### Data for processing
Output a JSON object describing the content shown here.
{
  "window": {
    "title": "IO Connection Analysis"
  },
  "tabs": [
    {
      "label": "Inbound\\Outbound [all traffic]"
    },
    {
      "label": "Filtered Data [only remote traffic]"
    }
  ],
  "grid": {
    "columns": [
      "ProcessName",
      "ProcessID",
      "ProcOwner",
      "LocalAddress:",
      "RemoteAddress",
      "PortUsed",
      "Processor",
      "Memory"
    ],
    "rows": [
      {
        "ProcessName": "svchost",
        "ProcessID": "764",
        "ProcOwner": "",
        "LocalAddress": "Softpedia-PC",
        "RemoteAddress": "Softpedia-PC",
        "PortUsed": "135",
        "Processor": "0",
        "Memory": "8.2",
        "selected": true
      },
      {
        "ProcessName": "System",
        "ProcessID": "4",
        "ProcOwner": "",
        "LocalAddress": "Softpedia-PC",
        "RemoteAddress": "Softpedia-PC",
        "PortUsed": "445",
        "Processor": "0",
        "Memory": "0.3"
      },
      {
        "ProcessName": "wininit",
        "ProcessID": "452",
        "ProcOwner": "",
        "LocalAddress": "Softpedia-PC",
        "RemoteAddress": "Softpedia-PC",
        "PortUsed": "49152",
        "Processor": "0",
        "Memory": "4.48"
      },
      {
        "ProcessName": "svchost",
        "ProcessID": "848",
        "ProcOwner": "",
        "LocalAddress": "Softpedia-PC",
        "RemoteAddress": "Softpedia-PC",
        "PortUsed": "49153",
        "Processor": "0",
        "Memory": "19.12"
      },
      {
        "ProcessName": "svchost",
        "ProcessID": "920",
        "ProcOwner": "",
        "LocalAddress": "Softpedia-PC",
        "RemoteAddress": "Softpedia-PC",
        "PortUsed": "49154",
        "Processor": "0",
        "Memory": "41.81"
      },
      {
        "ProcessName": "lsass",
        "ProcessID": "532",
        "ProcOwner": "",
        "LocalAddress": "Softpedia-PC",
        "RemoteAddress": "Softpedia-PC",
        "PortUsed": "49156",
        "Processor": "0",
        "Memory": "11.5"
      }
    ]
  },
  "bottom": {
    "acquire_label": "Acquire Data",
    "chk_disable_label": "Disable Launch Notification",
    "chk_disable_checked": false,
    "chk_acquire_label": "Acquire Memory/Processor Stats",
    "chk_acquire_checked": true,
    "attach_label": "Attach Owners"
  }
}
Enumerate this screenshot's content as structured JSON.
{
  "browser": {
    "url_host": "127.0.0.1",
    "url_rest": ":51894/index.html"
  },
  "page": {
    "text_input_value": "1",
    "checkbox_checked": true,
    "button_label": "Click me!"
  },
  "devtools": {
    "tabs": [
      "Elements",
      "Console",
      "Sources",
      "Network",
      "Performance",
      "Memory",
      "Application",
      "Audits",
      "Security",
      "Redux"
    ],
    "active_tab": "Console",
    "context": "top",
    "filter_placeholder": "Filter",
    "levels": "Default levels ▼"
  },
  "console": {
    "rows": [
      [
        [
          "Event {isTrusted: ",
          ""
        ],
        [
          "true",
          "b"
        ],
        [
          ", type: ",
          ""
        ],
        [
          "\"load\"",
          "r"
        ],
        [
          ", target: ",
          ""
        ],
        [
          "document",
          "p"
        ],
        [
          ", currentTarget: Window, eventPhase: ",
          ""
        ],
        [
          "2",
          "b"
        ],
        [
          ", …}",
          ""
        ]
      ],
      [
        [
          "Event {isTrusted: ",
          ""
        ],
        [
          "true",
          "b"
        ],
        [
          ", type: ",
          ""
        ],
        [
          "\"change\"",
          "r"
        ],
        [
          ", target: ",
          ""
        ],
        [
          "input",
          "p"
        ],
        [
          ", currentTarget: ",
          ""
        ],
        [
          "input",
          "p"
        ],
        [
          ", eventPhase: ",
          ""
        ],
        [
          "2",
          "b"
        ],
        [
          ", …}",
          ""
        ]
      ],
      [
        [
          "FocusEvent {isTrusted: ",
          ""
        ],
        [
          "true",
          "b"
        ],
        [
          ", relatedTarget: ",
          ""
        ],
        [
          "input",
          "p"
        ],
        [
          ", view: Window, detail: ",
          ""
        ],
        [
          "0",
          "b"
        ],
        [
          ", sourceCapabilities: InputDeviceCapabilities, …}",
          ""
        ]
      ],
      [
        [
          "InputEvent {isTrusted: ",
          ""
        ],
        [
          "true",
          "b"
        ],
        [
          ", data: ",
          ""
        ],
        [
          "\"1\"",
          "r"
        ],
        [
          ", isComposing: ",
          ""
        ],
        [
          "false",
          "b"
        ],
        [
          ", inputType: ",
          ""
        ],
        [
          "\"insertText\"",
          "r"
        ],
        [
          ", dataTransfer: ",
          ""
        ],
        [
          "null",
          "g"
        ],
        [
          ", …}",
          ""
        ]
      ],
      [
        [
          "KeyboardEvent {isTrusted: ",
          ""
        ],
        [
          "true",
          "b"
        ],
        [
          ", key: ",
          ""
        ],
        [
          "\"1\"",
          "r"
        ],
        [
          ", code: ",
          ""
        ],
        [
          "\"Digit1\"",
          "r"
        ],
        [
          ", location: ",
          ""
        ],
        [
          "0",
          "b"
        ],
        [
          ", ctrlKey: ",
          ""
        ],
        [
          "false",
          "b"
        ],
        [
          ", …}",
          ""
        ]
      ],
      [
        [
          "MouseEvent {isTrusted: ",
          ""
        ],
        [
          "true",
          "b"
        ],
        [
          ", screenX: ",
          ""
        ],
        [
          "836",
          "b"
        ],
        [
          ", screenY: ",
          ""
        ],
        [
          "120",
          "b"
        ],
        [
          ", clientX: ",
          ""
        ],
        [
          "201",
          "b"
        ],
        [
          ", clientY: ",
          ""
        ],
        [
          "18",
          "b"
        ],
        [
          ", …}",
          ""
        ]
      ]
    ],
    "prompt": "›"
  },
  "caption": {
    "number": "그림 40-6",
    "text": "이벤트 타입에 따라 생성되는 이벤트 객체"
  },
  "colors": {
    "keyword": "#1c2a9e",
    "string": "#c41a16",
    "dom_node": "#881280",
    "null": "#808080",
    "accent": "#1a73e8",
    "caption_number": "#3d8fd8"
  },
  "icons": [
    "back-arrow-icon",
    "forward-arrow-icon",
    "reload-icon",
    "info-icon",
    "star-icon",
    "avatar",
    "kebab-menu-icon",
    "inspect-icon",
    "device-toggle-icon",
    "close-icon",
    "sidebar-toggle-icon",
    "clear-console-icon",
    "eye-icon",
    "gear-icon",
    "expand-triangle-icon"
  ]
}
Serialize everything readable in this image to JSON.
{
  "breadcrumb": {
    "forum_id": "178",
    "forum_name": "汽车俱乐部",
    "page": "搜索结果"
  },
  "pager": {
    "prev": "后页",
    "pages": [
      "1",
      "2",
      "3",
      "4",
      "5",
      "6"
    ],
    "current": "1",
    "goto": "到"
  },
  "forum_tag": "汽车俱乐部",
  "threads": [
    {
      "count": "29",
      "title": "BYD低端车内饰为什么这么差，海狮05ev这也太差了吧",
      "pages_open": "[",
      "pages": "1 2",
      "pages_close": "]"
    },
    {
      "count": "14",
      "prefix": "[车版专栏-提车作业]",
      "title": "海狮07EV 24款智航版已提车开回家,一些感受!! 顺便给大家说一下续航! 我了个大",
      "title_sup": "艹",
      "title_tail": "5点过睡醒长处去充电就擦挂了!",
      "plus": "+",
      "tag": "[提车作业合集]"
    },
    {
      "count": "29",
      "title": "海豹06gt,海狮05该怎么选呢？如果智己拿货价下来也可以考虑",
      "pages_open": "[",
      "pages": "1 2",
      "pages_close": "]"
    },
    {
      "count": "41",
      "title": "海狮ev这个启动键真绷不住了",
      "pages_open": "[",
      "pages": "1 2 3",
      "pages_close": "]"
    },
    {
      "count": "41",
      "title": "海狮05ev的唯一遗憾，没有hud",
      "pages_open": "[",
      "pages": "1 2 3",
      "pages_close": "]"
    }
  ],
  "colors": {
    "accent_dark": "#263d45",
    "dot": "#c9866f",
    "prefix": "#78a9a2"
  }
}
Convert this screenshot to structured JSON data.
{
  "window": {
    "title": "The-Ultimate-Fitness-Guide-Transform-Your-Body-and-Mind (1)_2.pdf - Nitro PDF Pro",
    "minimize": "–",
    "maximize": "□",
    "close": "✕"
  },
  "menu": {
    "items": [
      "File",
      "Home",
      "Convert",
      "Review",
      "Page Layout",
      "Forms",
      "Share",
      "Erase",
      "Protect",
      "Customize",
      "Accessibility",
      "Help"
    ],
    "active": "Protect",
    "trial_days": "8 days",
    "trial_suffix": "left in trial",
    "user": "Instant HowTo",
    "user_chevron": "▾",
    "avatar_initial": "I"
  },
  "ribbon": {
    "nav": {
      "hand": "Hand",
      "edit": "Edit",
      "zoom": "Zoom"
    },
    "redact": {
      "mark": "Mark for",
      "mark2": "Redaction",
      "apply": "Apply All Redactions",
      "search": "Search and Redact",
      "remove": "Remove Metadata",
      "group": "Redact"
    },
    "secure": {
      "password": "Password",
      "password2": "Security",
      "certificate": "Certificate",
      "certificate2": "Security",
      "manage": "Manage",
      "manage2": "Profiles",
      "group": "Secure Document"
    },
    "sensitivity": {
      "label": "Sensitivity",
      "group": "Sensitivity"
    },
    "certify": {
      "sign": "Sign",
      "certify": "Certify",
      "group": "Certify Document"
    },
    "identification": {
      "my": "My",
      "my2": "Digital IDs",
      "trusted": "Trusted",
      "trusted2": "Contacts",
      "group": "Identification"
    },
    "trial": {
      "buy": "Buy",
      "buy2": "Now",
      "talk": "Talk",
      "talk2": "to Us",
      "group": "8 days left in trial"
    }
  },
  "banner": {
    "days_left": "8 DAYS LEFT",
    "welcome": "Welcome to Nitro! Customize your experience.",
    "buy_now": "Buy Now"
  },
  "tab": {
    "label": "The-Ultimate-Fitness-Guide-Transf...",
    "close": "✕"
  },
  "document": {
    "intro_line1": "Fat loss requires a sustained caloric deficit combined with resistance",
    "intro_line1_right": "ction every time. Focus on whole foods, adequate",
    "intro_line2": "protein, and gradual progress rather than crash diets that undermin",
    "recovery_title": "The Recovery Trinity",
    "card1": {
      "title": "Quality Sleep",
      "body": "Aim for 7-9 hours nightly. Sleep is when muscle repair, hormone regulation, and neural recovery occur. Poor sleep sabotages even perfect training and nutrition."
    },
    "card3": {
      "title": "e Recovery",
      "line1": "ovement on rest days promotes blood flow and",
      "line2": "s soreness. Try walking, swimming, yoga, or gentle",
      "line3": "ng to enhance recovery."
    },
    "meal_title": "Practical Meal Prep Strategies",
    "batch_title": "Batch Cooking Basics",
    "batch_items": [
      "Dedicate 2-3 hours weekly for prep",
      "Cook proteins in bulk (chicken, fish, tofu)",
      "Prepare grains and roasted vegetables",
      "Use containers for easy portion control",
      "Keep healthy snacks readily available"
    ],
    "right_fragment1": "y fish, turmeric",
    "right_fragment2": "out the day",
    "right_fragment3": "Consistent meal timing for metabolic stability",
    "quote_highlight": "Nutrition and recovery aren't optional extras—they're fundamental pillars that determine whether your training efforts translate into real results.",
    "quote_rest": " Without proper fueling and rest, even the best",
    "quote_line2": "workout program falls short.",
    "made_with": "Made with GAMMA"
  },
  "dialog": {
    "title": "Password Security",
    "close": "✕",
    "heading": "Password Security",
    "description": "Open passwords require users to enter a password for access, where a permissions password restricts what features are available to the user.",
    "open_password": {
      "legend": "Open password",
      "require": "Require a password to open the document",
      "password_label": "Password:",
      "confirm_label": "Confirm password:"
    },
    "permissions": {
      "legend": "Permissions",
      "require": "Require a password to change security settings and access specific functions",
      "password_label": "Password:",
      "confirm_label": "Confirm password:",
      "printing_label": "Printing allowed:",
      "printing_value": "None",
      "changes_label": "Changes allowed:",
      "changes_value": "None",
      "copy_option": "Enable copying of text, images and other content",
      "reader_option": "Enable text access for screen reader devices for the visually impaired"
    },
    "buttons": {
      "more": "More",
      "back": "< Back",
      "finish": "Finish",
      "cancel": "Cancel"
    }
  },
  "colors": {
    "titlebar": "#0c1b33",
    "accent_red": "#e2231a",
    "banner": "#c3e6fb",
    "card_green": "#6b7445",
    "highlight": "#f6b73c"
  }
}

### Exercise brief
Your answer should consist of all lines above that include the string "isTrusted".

### Answer to this exercise
          "Event {isTrusted: ",
          "Event {isTrusted: ",
          "FocusEvent {isTrusted: ",
          "InputEvent {isTrusted: ",
          "KeyboardEvent {isTrusted: ",
          "MouseEvent {isTrusted: ",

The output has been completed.